The supporting study was similar in design to OECD testing guideline 452 (Modderman, 1993; Leroy and Dupas, 1984). Lycasin® 80/55 (7.0% sorbitol, 52.5% maltitol, 22.5% tri- to hexasaccharides, and 17.5% higher-order hydrogenated saccharides) at 0 (control) or 18% in water was administered in drinking water to Sprague-Dawley rats for a period of 24 months. Fifty (50) animals per sex were included in each group. Endpoints assessed included clinical signs, body weight, water consumption, haematology, clinical chemistry, urinalysis, gross pathology, and histopathology. Diarrhea was observed in early stages in dosed group, which disappeared by the fourth week and mean body weight was significantly lower in the dosed group in the early stage of dosing period. In addition, food consumption was significantly lower and beverage consumption was higher in the dosed group. A significant decrease in the concentration of electrolytes in the urinalysis parameter and a significant increase in the relative cecum weight of the dosed group were observed. The authors commented that these observations have been observed commonly in feeding studies involving slowly digestible carbohydrates and polyols and have been correlated with adaptive responses to the low digestibility of the test substances. The authors further commented that these changes have been not correlated to any other specific toxicological characteristic of these substances. NOAEL values were not reported by the study authors. Review of the study data suggested that a NOAEL value of 18% in drinking water can be considered in male and female rats, based on the lack of toxicological effects.

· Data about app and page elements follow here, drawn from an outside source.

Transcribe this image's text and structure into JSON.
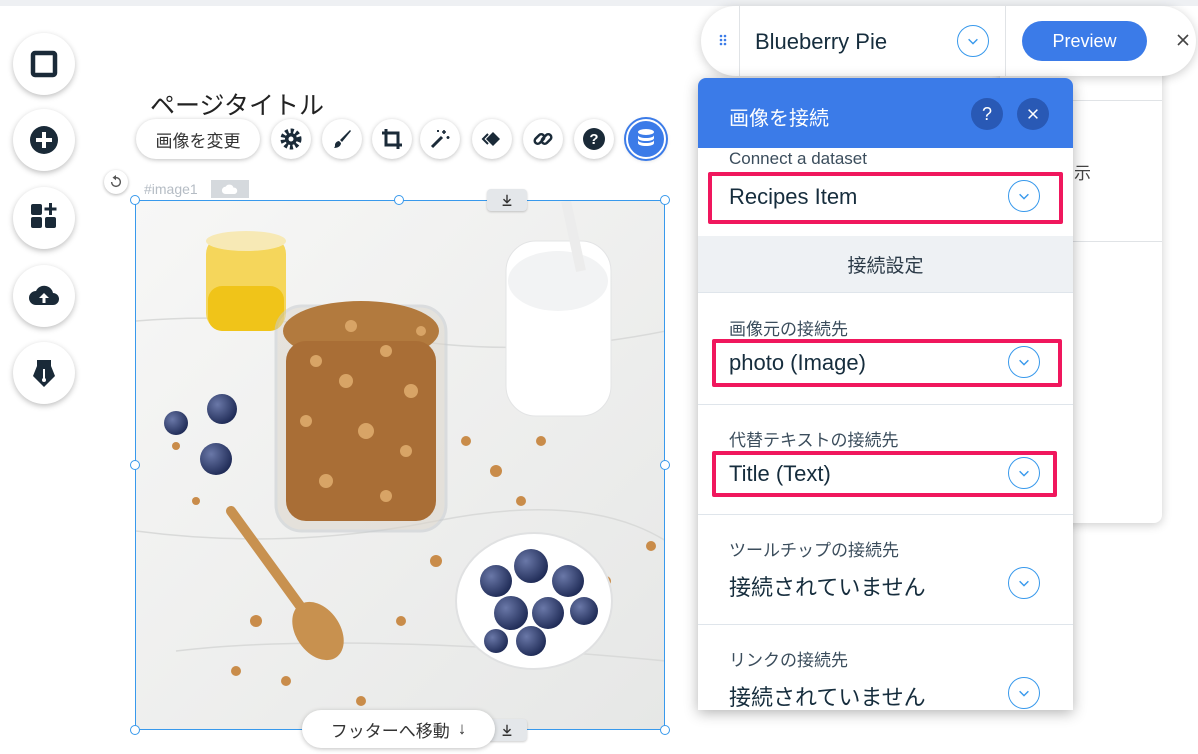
{
  "page_title": "ページタイトル",
  "toolbar": {
    "change_image_label": "画像を変更",
    "icons": [
      "gear-icon",
      "brush-icon",
      "crop-icon",
      "magic-wand-icon",
      "animation-icon",
      "link-icon",
      "help-icon",
      "database-icon"
    ]
  },
  "left_rail": [
    "square-icon",
    "plus-icon",
    "apps-icon",
    "cloud-upload-icon",
    "pen-icon"
  ],
  "element": {
    "id_label": "#image1",
    "footer_move_label": "フッターへ移動",
    "footer_move_arrow": "↓"
  },
  "header": {
    "page_name": "Blueberry Pie",
    "preview_label": "Preview",
    "close_glyph": "×"
  },
  "back_panel": {
    "ghost_text": "示"
  },
  "connect_panel": {
    "title": "画像を接続",
    "help_glyph": "?",
    "dataset_label": "Connect a dataset",
    "dataset_value": "Recipes Item",
    "section_heading": "接続設定",
    "fields": [
      {
        "label": "画像元の接続先",
        "value": "photo (Image)"
      },
      {
        "label": "代替テキストの接続先",
        "value": "Title (Text)"
      },
      {
        "label": "ツールチップの接続先",
        "value": "接続されていません"
      },
      {
        "label": "リンクの接続先",
        "value": "接続されていません"
      }
    ]
  },
  "colors": {
    "accent": "#3b7be8",
    "highlight": "#f0175d",
    "selection": "#3899ec"
  }
}
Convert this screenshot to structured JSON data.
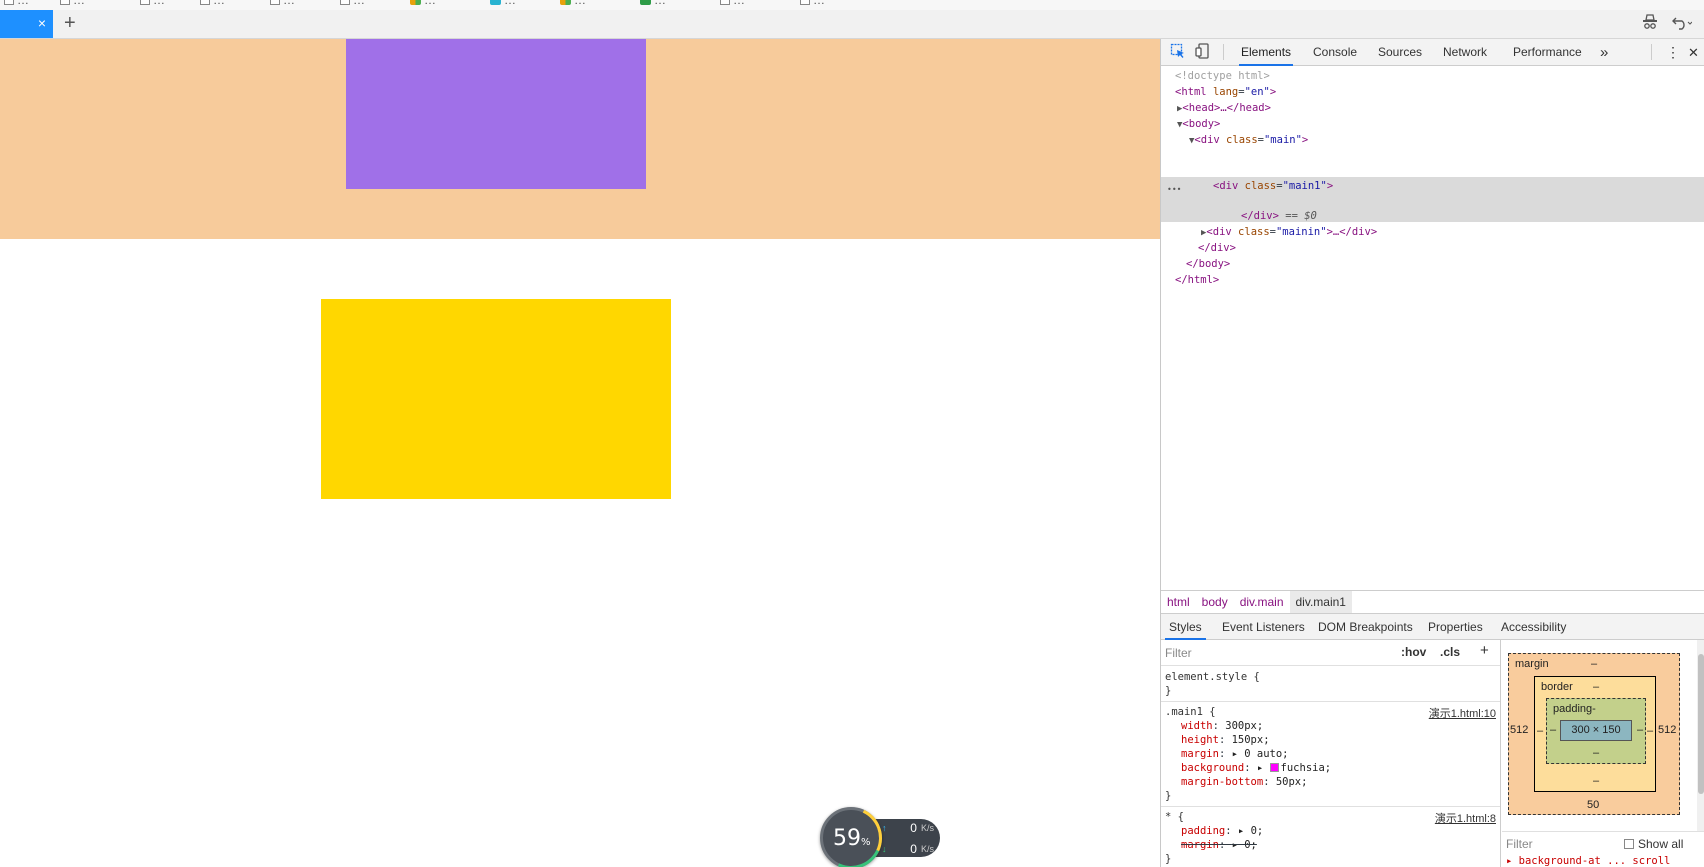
{
  "bookmarks": [
    {
      "label": "…",
      "icon": "box"
    },
    {
      "label": "…",
      "icon": "box"
    },
    {
      "label": "…",
      "icon": "box"
    },
    {
      "label": "…",
      "icon": "box"
    },
    {
      "label": "…",
      "icon": "box"
    },
    {
      "label": "…",
      "icon": "box"
    },
    {
      "label": "…",
      "icon": "multi"
    },
    {
      "label": "…",
      "icon": "cyan"
    },
    {
      "label": "…",
      "icon": "multi"
    },
    {
      "label": "…",
      "icon": "green"
    },
    {
      "label": "…",
      "icon": "box"
    },
    {
      "label": "…",
      "icon": "box"
    }
  ],
  "tabs": {
    "active_close": "×",
    "new_tab": "+"
  },
  "page": {
    "main_color": "#f7cb9b",
    "main1_color": "#a070e8",
    "mainin_color": "#ffd700"
  },
  "speed_widget": {
    "percent": "59",
    "percent_unit": "%",
    "upload_value": "0",
    "download_value": "0",
    "unit": "K/s",
    "up_arrow": "↑",
    "down_arrow": "↓"
  },
  "devtools": {
    "tabs": [
      "Elements",
      "Console",
      "Sources",
      "Network",
      "Performance"
    ],
    "more_tabs": "»",
    "menu": "⋮",
    "close": "✕",
    "dom": {
      "doctype": "<!doctype html>",
      "html_open_tag": "html",
      "html_lang_attr": "lang",
      "html_lang_val": "\"en\"",
      "head_collapsed": "<head>…</head>",
      "body_open": "<body>",
      "div_main_tag": "div",
      "class_attr": "class",
      "main_class_val": "\"main\"",
      "main1_class_val": "\"main1\"",
      "div_close_sel": "</div>",
      "dollar0": "== $0",
      "mainin_class_val": "\"mainin\"",
      "mainin_collapsed": "…</div>",
      "div_close": "</div>",
      "body_close": "</body>",
      "html_close": "</html>",
      "row_dots": "•••"
    },
    "breadcrumbs": [
      "html",
      "body",
      "div.main",
      "div.main1"
    ],
    "subtabs": [
      "Styles",
      "Event Listeners",
      "DOM Breakpoints",
      "Properties",
      "Accessibility"
    ],
    "styles": {
      "filter_placeholder": "Filter",
      "hov": ":hov",
      "cls": ".cls",
      "add": "+",
      "element_style": "element.style {",
      "close_brace": "}",
      "rule1_selector": ".main1 {",
      "rule1_source": "演示1.html:10",
      "rule1_props": [
        {
          "name": "width",
          "value": "300px;"
        },
        {
          "name": "height",
          "value": "150px;"
        },
        {
          "name": "margin",
          "value": "▸ 0 auto;"
        },
        {
          "name": "background",
          "value": "fuchsia;"
        },
        {
          "name": "margin-bottom",
          "value": "50px;"
        }
      ],
      "swatch_color": "#ff00ff",
      "rule2_selector": "* {",
      "rule2_source": "演示1.html:8",
      "rule2_props": [
        {
          "name": "padding",
          "value": "▸ 0;"
        },
        {
          "name": "margin",
          "value": "▸ 0;"
        }
      ]
    },
    "box_model": {
      "margin_label": "margin",
      "margin_top": "–",
      "margin_left": "512",
      "margin_right": "512",
      "margin_bottom": "50",
      "border_label": "border",
      "border_top": "–",
      "border_left": "–",
      "border_right": "–",
      "border_bottom": "–",
      "padding_label": "padding-",
      "padding_left": "–",
      "padding_right": "–",
      "padding_bottom": "–",
      "content": "300 × 150",
      "filter_placeholder": "Filter",
      "show_all": "Show all",
      "next_prop": "▸ background-at ... scroll"
    }
  }
}
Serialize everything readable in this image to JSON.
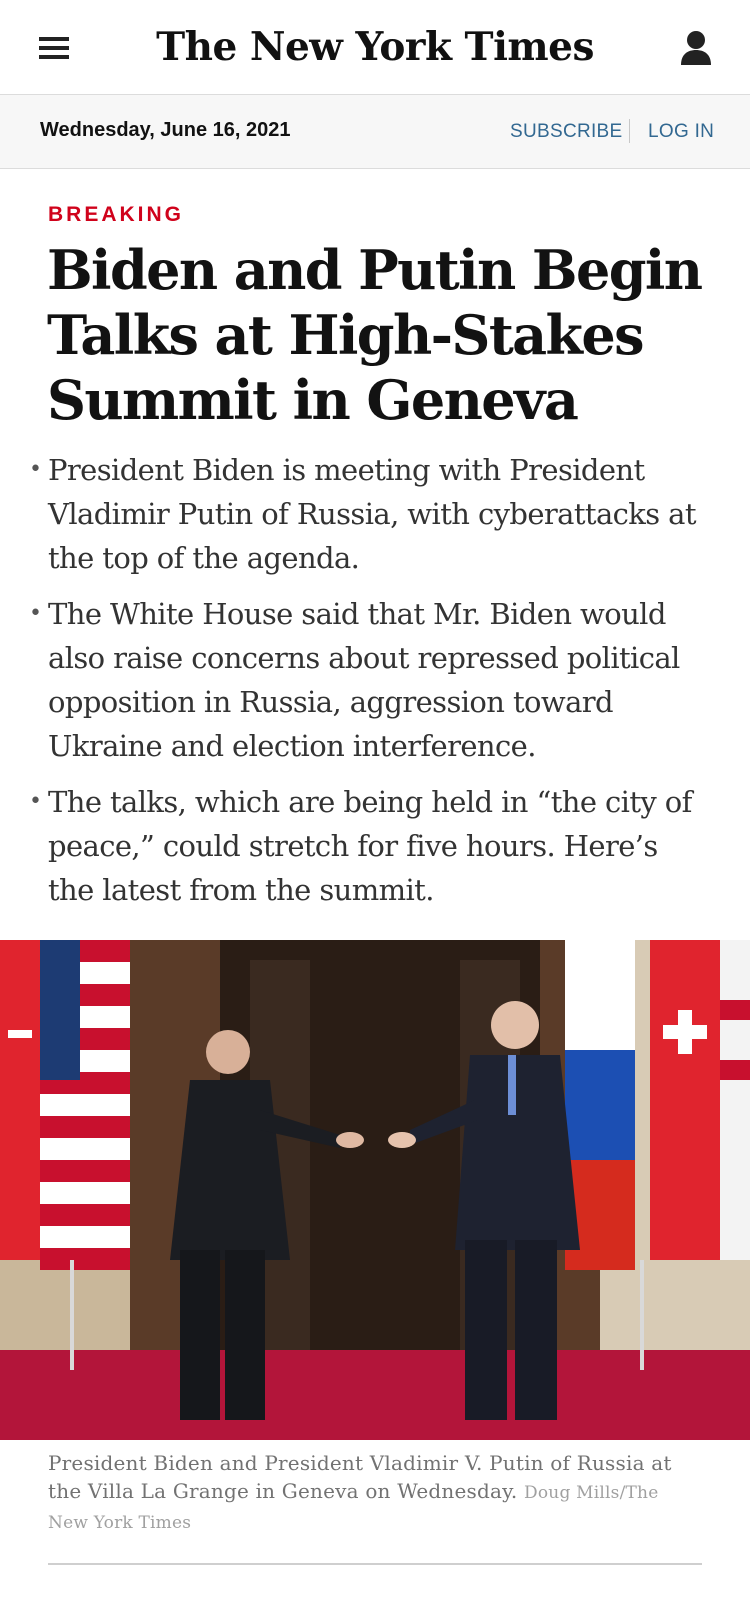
{
  "header": {
    "masthead": "The New York Times",
    "menu_icon": "hamburger-menu-icon",
    "account_icon": "user-account-icon"
  },
  "datebar": {
    "date": "Wednesday, June 16, 2021",
    "subscribe": "SUBSCRIBE",
    "login": "LOG IN"
  },
  "article": {
    "kicker": "BREAKING",
    "headline": "Biden and Putin Begin Talks at High-Stakes Summit in Geneva",
    "summary": [
      "President Biden is meeting with President Vladimir Putin of Russia, with cyberattacks at the top of the agenda.",
      "The White House said that Mr. Biden would also raise concerns about repressed political opposition in Russia, aggression toward Ukraine and election interference.",
      "The talks, which are being held in “the city of peace,” could stretch for five hours. Here’s the latest from the summit."
    ],
    "caption": "President Biden and President Vladimir V. Putin of Russia at the Villa La Grange in Geneva on Wednesday.",
    "credit": "Doug Mills/The New York Times"
  },
  "colors": {
    "kicker": "#d0021b",
    "link": "#326891",
    "text": "#121212"
  }
}
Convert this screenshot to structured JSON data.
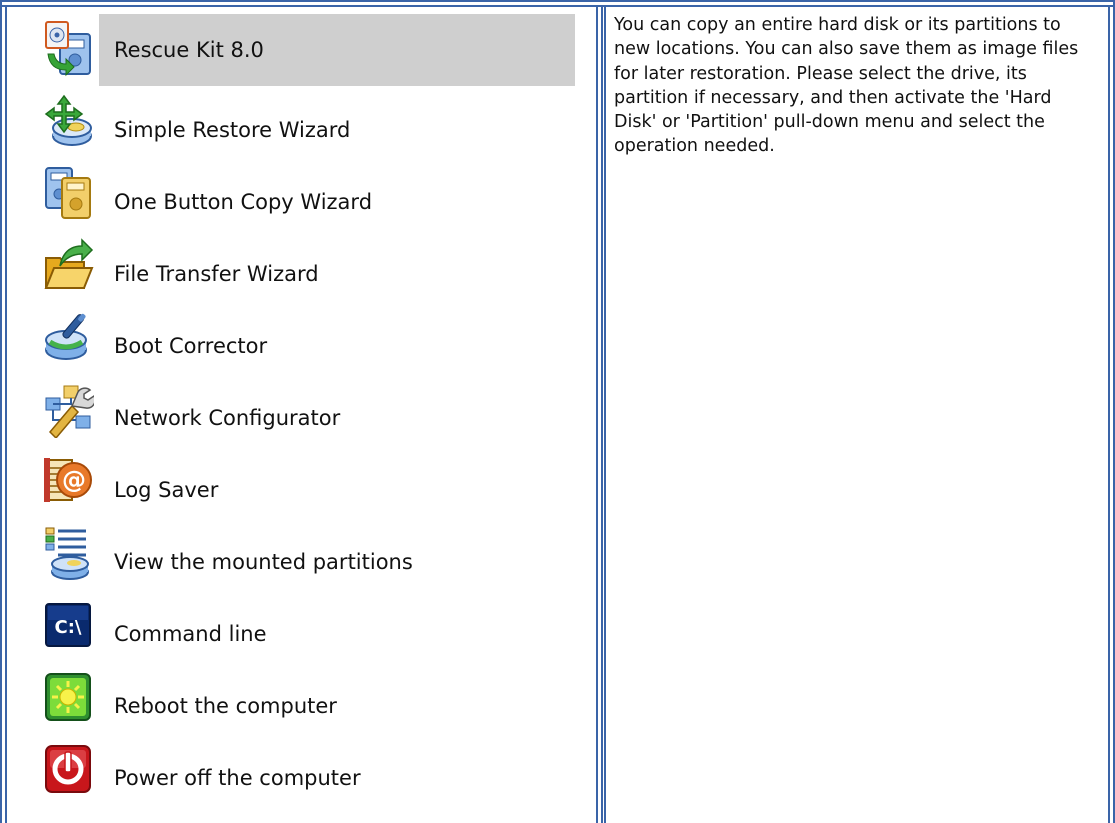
{
  "menu": {
    "items": [
      {
        "label": "Rescue Kit 8.0",
        "icon": "rescue-kit-icon",
        "selected": true
      },
      {
        "label": "Simple Restore Wizard",
        "icon": "restore-wizard-icon"
      },
      {
        "label": "One Button Copy Wizard",
        "icon": "copy-wizard-icon"
      },
      {
        "label": "File Transfer Wizard",
        "icon": "file-transfer-icon"
      },
      {
        "label": "Boot Corrector",
        "icon": "boot-corrector-icon"
      },
      {
        "label": "Network Configurator",
        "icon": "network-configurator-icon"
      },
      {
        "label": "Log Saver",
        "icon": "log-saver-icon"
      },
      {
        "label": "View the mounted partitions",
        "icon": "mounted-partitions-icon"
      },
      {
        "label": "Command line",
        "icon": "command-line-icon"
      },
      {
        "label": "Reboot the computer",
        "icon": "reboot-icon"
      },
      {
        "label": "Power off the computer",
        "icon": "power-off-icon"
      }
    ]
  },
  "description": {
    "text": "You can copy an entire hard disk or its partitions to new locations. You can also save them as image files for later restoration. Please select the drive, its partition if necessary, and then activate the 'Hard Disk' or 'Partition' pull-down menu and select the operation needed."
  },
  "colors": {
    "border": "#3a64a8",
    "selection": "#cfcfcf"
  }
}
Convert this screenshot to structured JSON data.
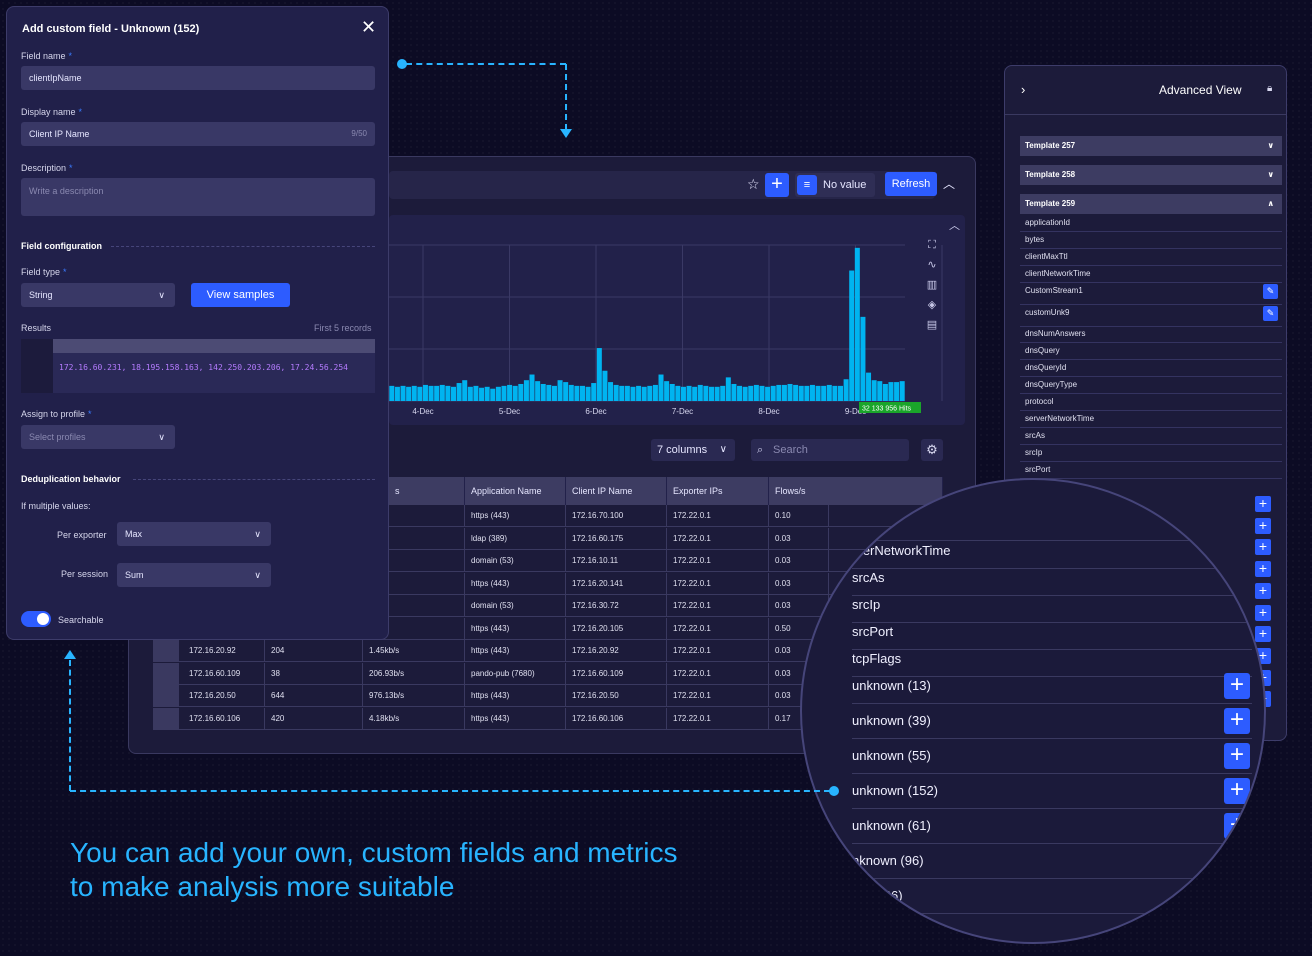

Justification for classification or non-classification

The notifiable substance did not exhibit significant toxic effects arising from a repeated exposure. As a result, the substance does not meet the criteria for classification according to Regulation (EC) No 1272/2008, Annex I section 3.9.